The UK economy is forecast to contract by 15 per cent in the second quarter of 2020, a fresh report has said, setting a new record as businesses struggle to operate during lockdown.
The EY Item Club had previously forecast the contraction at 13 per cent, but adjusted the figures to reflect poor economic performance in April and a deeper than expected contraction in the first quarter.
It has also further downgraded its GDP forecast for the UK economy overall, and is now predicting an eight per cent contraction for 2020 compared to the 6.8 per cent fall it predicted in April.
However in a brighter spot, it today predicted year-on-year GDP growth of 5.6 per cent in 2021, up from 4.5 per cent in its previous forecast, suggesting it sees the economy getting back on track next year.
The report warned that the UK economy is still not expected to return to its pre-coronavirus size from the last quarter of 2019 until early 2023.
“The impact of Covid-19 on the UK economy will depend on just how long the pandemic lasts, how many people are affected and how long restrictions to activity have to be in place,” said Howard Archer, chief adviser to the EY Item Club.
“The hope is that while there will undoubtedly be a substantial impact on the economy, it will be restricted in terms of time and there will be limited longer-term repercussions.
Archer added that the UK economy is expected to begin its recovery from the third quarter of this year, as long as the government continues to gradually relax lockdown restrictions.
Consumer spending is forecast to contract by 17 per cent quarter-on-quarter between April and June, and by 8.7 per cent over the whole of the year, before recovering by five per cent in 2021.
“Many people have lost their jobs despite the government’s supportive measures and we’re currently expecting the unemployment rate to increase to around 7.5 per cent in [the third quarter of ] 2020 from 3.9 per cent in the months to March,” said Archer.
“Positively though, consumer purchasing power should also benefit from very low inflation, and we believe consumer price inflation could fall as low as 0.2 per cent over the summer.”
Meanwhile overall UK investment is forecast to fall 13.7 per cent in 2020, with business investment declining 14 per cent. Government spending is forecast to rise 4.5 per cent, while exports of goods and services fall by 11.4 per cent and imports decline by a lesser 10.6 per cent.
Mark Gregory, EY UK’s chief economist, said: “With this interim forecast, we’ve made some significant adjustments to our GDP expectations compared to what the data told us just six weeks ago.

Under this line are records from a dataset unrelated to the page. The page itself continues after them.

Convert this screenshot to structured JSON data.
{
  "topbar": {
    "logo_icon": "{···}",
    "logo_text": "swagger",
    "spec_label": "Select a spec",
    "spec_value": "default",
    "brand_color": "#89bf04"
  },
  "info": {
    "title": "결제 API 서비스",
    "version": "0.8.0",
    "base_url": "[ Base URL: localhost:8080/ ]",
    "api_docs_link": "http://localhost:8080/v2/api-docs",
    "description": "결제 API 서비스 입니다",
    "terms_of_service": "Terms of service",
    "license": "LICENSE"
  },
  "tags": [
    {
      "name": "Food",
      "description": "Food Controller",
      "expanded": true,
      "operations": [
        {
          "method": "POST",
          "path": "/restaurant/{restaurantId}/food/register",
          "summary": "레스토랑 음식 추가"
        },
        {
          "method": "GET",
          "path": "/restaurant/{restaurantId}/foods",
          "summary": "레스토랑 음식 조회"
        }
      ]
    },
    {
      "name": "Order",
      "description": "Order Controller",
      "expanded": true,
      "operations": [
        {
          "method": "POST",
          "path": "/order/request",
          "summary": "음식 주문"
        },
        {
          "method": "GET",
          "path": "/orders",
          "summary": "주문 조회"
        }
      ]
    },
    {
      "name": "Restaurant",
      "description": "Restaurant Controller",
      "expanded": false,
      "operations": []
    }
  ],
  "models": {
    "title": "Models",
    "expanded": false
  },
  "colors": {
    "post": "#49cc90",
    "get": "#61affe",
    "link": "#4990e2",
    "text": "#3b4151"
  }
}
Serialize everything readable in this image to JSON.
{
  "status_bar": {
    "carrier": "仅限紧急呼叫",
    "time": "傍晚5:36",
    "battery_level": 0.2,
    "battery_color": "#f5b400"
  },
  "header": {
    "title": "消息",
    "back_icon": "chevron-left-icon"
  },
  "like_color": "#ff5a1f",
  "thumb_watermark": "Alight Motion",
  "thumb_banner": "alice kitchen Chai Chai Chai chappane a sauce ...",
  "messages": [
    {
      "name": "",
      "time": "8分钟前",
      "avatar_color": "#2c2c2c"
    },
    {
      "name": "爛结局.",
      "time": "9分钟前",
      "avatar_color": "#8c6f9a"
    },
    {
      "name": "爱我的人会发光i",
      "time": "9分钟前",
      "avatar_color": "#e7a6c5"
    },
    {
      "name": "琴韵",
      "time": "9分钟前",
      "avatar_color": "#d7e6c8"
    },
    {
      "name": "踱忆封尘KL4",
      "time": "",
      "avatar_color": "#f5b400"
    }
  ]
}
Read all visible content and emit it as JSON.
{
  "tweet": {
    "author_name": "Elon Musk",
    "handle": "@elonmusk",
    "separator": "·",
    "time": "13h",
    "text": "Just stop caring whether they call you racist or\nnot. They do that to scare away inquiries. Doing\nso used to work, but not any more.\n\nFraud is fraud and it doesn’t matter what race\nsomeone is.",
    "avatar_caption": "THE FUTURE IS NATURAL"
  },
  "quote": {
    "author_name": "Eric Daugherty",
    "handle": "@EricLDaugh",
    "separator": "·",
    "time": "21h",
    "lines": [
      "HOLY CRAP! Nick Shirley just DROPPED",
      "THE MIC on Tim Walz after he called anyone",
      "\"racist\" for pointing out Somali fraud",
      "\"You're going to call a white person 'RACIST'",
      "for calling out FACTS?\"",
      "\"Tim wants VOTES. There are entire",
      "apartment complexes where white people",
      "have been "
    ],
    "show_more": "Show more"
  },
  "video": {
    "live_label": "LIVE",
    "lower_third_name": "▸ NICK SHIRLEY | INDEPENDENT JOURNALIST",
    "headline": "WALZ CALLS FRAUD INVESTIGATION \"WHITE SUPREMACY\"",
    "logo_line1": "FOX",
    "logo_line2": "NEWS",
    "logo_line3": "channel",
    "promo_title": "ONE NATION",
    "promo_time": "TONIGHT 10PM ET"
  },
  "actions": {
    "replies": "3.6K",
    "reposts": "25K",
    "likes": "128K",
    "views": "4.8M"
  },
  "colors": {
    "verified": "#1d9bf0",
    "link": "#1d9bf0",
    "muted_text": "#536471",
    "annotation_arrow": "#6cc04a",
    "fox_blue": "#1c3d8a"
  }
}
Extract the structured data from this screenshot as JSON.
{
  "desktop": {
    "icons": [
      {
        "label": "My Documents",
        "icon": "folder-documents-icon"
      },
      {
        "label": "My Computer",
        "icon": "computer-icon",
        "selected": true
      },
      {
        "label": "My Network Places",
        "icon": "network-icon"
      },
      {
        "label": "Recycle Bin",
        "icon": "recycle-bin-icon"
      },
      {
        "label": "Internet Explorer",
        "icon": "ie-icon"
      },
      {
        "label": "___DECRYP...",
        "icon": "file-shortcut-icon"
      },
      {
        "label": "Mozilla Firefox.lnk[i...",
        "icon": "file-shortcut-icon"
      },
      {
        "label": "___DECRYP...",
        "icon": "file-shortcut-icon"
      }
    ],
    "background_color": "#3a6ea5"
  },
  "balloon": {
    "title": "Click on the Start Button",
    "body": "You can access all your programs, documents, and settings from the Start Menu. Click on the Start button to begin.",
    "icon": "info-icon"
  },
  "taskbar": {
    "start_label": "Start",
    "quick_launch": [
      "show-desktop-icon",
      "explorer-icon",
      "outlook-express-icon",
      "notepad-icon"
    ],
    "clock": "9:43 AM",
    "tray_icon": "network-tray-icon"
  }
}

“Over the coming months, companies have a double challenge: they need to respond to the short-term impact of Covid-19 on their business, and they will also need to catch-up to long-term shifts in the economy which have been accelerated by the pandemic.”